_WHAT IS EXPECTED:_ What you return must match the data below exactly, minus any pictures.

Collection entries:

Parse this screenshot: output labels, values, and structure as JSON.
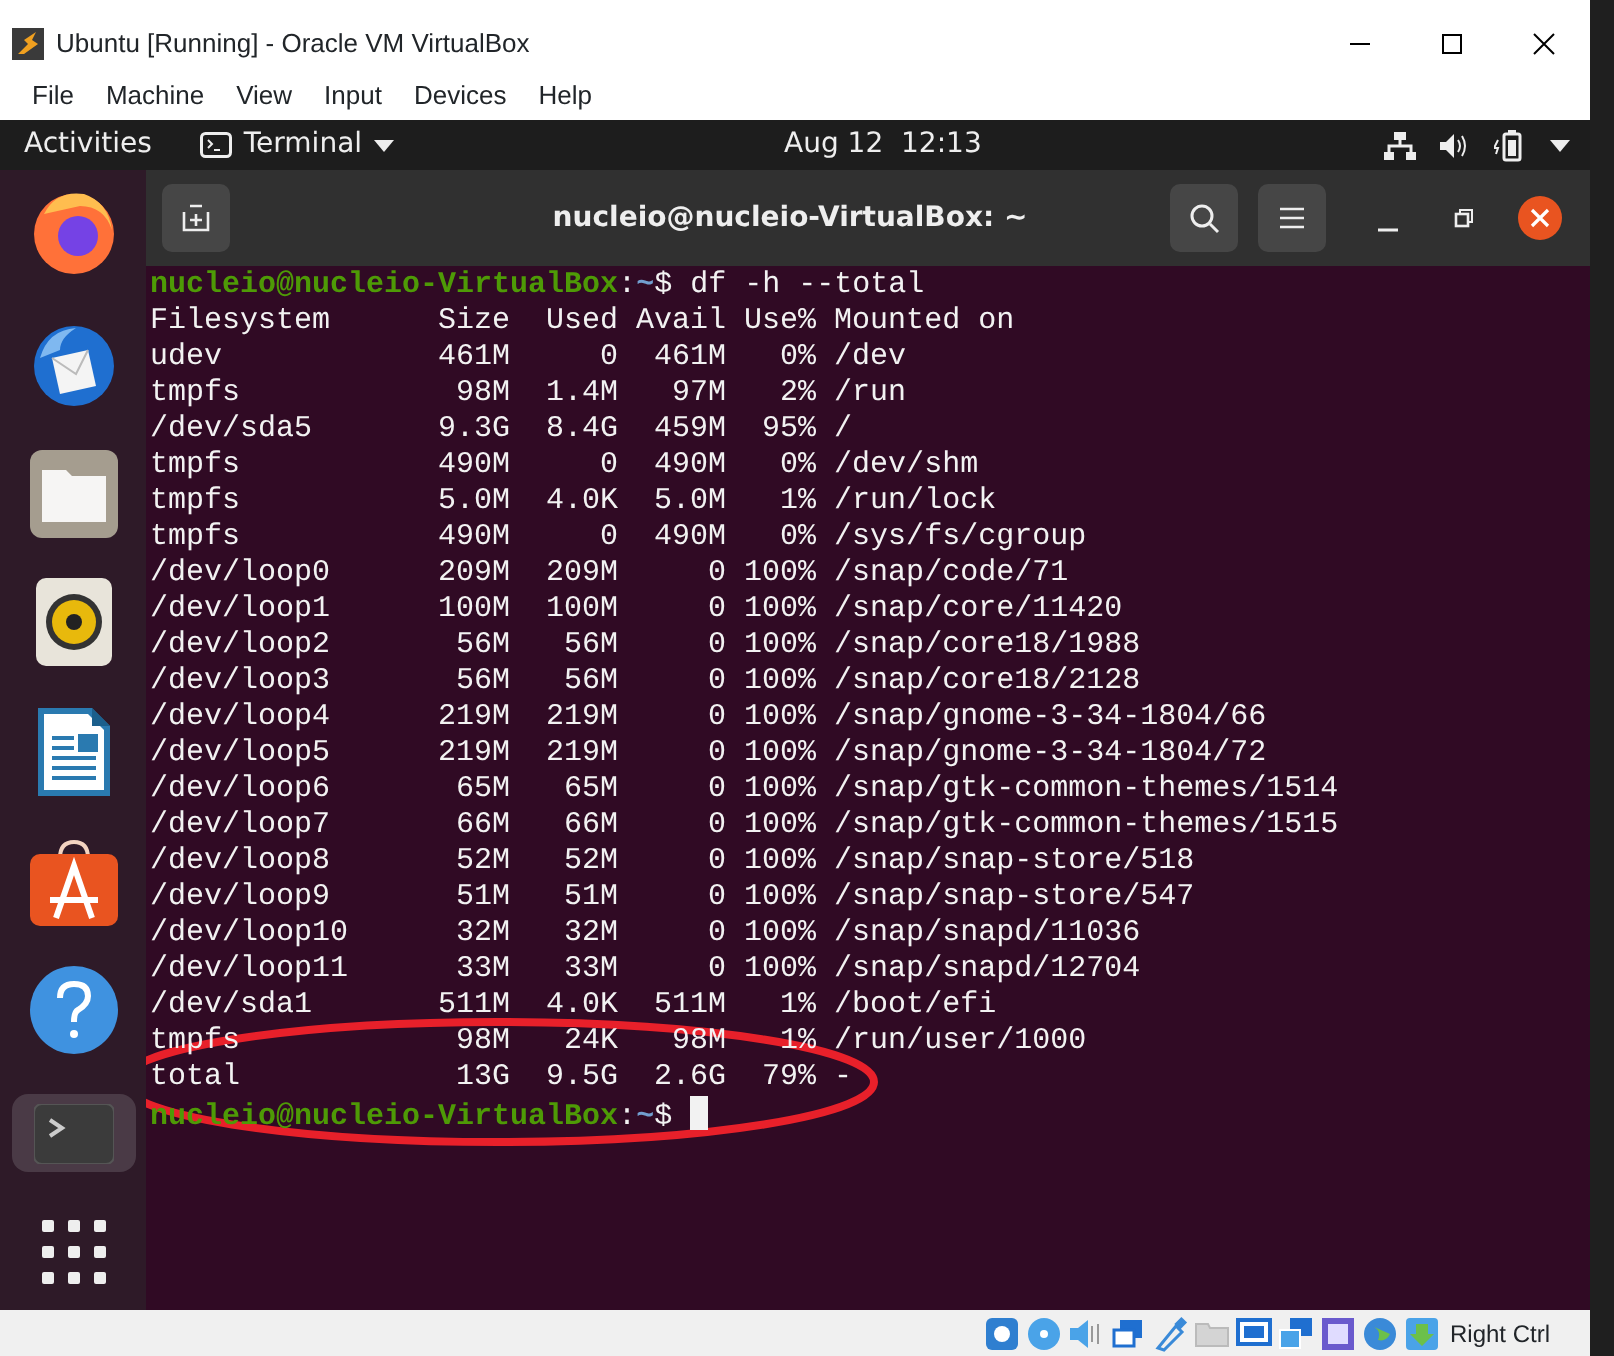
{
  "window": {
    "title": "Ubuntu [Running] - Oracle VM VirtualBox"
  },
  "menu": [
    "File",
    "Machine",
    "View",
    "Input",
    "Devices",
    "Help"
  ],
  "top_bar": {
    "activities": "Activities",
    "app": "Terminal",
    "date": "Aug 12",
    "time": "12:13"
  },
  "dock": [
    {
      "kind": "browser",
      "selected": false
    },
    {
      "kind": "mail",
      "selected": false
    },
    {
      "kind": "files",
      "selected": false
    },
    {
      "kind": "music",
      "selected": false
    },
    {
      "kind": "writer",
      "selected": false
    },
    {
      "kind": "store",
      "selected": false
    },
    {
      "kind": "help",
      "selected": false
    },
    {
      "kind": "terminal",
      "selected": true
    },
    {
      "kind": "apps",
      "selected": false
    }
  ],
  "terminal": {
    "title": "nucleio@nucleio-VirtualBox: ~",
    "lines": [
      {
        "kind": "prompt",
        "user": "nucleio@nucleio-VirtualBox",
        "colon": ":",
        "path": "~",
        "sign": "$",
        "command": "df -h --total",
        "cursor": false
      },
      {
        "kind": "output",
        "text": "Filesystem      Size  Used Avail Use% Mounted on"
      },
      {
        "kind": "output",
        "text": "udev            461M     0  461M   0% /dev"
      },
      {
        "kind": "output",
        "text": "tmpfs            98M  1.4M   97M   2% /run"
      },
      {
        "kind": "output",
        "text": "/dev/sda5       9.3G  8.4G  459M  95% /"
      },
      {
        "kind": "output",
        "text": "tmpfs           490M     0  490M   0% /dev/shm"
      },
      {
        "kind": "output",
        "text": "tmpfs           5.0M  4.0K  5.0M   1% /run/lock"
      },
      {
        "kind": "output",
        "text": "tmpfs           490M     0  490M   0% /sys/fs/cgroup"
      },
      {
        "kind": "output",
        "text": "/dev/loop0      209M  209M     0 100% /snap/code/71"
      },
      {
        "kind": "output",
        "text": "/dev/loop1      100M  100M     0 100% /snap/core/11420"
      },
      {
        "kind": "output",
        "text": "/dev/loop2       56M   56M     0 100% /snap/core18/1988"
      },
      {
        "kind": "output",
        "text": "/dev/loop3       56M   56M     0 100% /snap/core18/2128"
      },
      {
        "kind": "output",
        "text": "/dev/loop4      219M  219M     0 100% /snap/gnome-3-34-1804/66"
      },
      {
        "kind": "output",
        "text": "/dev/loop5      219M  219M     0 100% /snap/gnome-3-34-1804/72"
      },
      {
        "kind": "output",
        "text": "/dev/loop6       65M   65M     0 100% /snap/gtk-common-themes/1514"
      },
      {
        "kind": "output",
        "text": "/dev/loop7       66M   66M     0 100% /snap/gtk-common-themes/1515"
      },
      {
        "kind": "output",
        "text": "/dev/loop8       52M   52M     0 100% /snap/snap-store/518"
      },
      {
        "kind": "output",
        "text": "/dev/loop9       51M   51M     0 100% /snap/snap-store/547"
      },
      {
        "kind": "output",
        "text": "/dev/loop10      32M   32M     0 100% /snap/snapd/11036"
      },
      {
        "kind": "output",
        "text": "/dev/loop11      33M   33M     0 100% /snap/snapd/12704"
      },
      {
        "kind": "output",
        "text": "/dev/sda1       511M  4.0K  511M   1% /boot/efi"
      },
      {
        "kind": "output",
        "text": "tmpfs            98M   24K   98M   1% /run/user/1000"
      },
      {
        "kind": "output",
        "text": "total            13G  9.5G  2.6G  79% -"
      },
      {
        "kind": "prompt",
        "user": "nucleio@nucleio-VirtualBox",
        "colon": ":",
        "path": "~",
        "sign": "$",
        "cursor": true
      }
    ]
  },
  "annotations": [
    {
      "kind": "ellipse"
    }
  ],
  "status_bar": {
    "host_key": "Right Ctrl"
  }
}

_RESPONSE TO THIS EXERCISE:_
Parse this screenshot: output labels, values, and structure as JSON.
{
  "window": {
    "title": "Ubuntu [Running] - Oracle VM VirtualBox"
  },
  "menu": [
    "File",
    "Machine",
    "View",
    "Input",
    "Devices",
    "Help"
  ],
  "top_bar": {
    "activities": "Activities",
    "app": "Terminal",
    "date": "Aug 12",
    "time": "12:13"
  },
  "dock": [
    {
      "kind": "browser",
      "selected": false
    },
    {
      "kind": "mail",
      "selected": false
    },
    {
      "kind": "files",
      "selected": false
    },
    {
      "kind": "music",
      "selected": false
    },
    {
      "kind": "writer",
      "selected": false
    },
    {
      "kind": "store",
      "selected": false
    },
    {
      "kind": "help",
      "selected": false
    },
    {
      "kind": "terminal",
      "selected": true
    },
    {
      "kind": "apps",
      "selected": false
    }
  ],
  "terminal": {
    "title": "nucleio@nucleio-VirtualBox: ~",
    "lines": [
      {
        "kind": "prompt",
        "user": "nucleio@nucleio-VirtualBox",
        "colon": ":",
        "path": "~",
        "sign": "$",
        "command": "df -h --total",
        "cursor": false
      },
      {
        "kind": "output",
        "text": "Filesystem      Size  Used Avail Use% Mounted on"
      },
      {
        "kind": "output",
        "text": "udev            461M     0  461M   0% /dev"
      },
      {
        "kind": "output",
        "text": "tmpfs            98M  1.4M   97M   2% /run"
      },
      {
        "kind": "output",
        "text": "/dev/sda5       9.3G  8.4G  459M  95% /"
      },
      {
        "kind": "output",
        "text": "tmpfs           490M     0  490M   0% /dev/shm"
      },
      {
        "kind": "output",
        "text": "tmpfs           5.0M  4.0K  5.0M   1% /run/lock"
      },
      {
        "kind": "output",
        "text": "tmpfs           490M     0  490M   0% /sys/fs/cgroup"
      },
      {
        "kind": "output",
        "text": "/dev/loop0      209M  209M     0 100% /snap/code/71"
      },
      {
        "kind": "output",
        "text": "/dev/loop1      100M  100M     0 100% /snap/core/11420"
      },
      {
        "kind": "output",
        "text": "/dev/loop2       56M   56M     0 100% /snap/core18/1988"
      },
      {
        "kind": "output",
        "text": "/dev/loop3       56M   56M     0 100% /snap/core18/2128"
      },
      {
        "kind": "output",
        "text": "/dev/loop4      219M  219M     0 100% /snap/gnome-3-34-1804/66"
      },
      {
        "kind": "output",
        "text": "/dev/loop5      219M  219M     0 100% /snap/gnome-3-34-1804/72"
      },
      {
        "kind": "output",
        "text": "/dev/loop6       65M   65M     0 100% /snap/gtk-common-themes/1514"
      },
      {
        "kind": "output",
        "text": "/dev/loop7       66M   66M     0 100% /snap/gtk-common-themes/1515"
      },
      {
        "kind": "output",
        "text": "/dev/loop8       52M   52M     0 100% /snap/snap-store/518"
      },
      {
        "kind": "output",
        "text": "/dev/loop9       51M   51M     0 100% /snap/snap-store/547"
      },
      {
        "kind": "output",
        "text": "/dev/loop10      32M   32M     0 100% /snap/snapd/11036"
      },
      {
        "kind": "output",
        "text": "/dev/loop11      33M   33M     0 100% /snap/snapd/12704"
      },
      {
        "kind": "output",
        "text": "/dev/sda1       511M  4.0K  511M   1% /boot/efi"
      },
      {
        "kind": "output",
        "text": "tmpfs            98M   24K   98M   1% /run/user/1000"
      },
      {
        "kind": "output",
        "text": "total            13G  9.5G  2.6G  79% -"
      },
      {
        "kind": "prompt",
        "user": "nucleio@nucleio-VirtualBox",
        "colon": ":",
        "path": "~",
        "sign": "$",
        "cursor": true
      }
    ]
  },
  "annotations": [
    {
      "kind": "ellipse"
    }
  ],
  "status_bar": {
    "host_key": "Right Ctrl"
  }
}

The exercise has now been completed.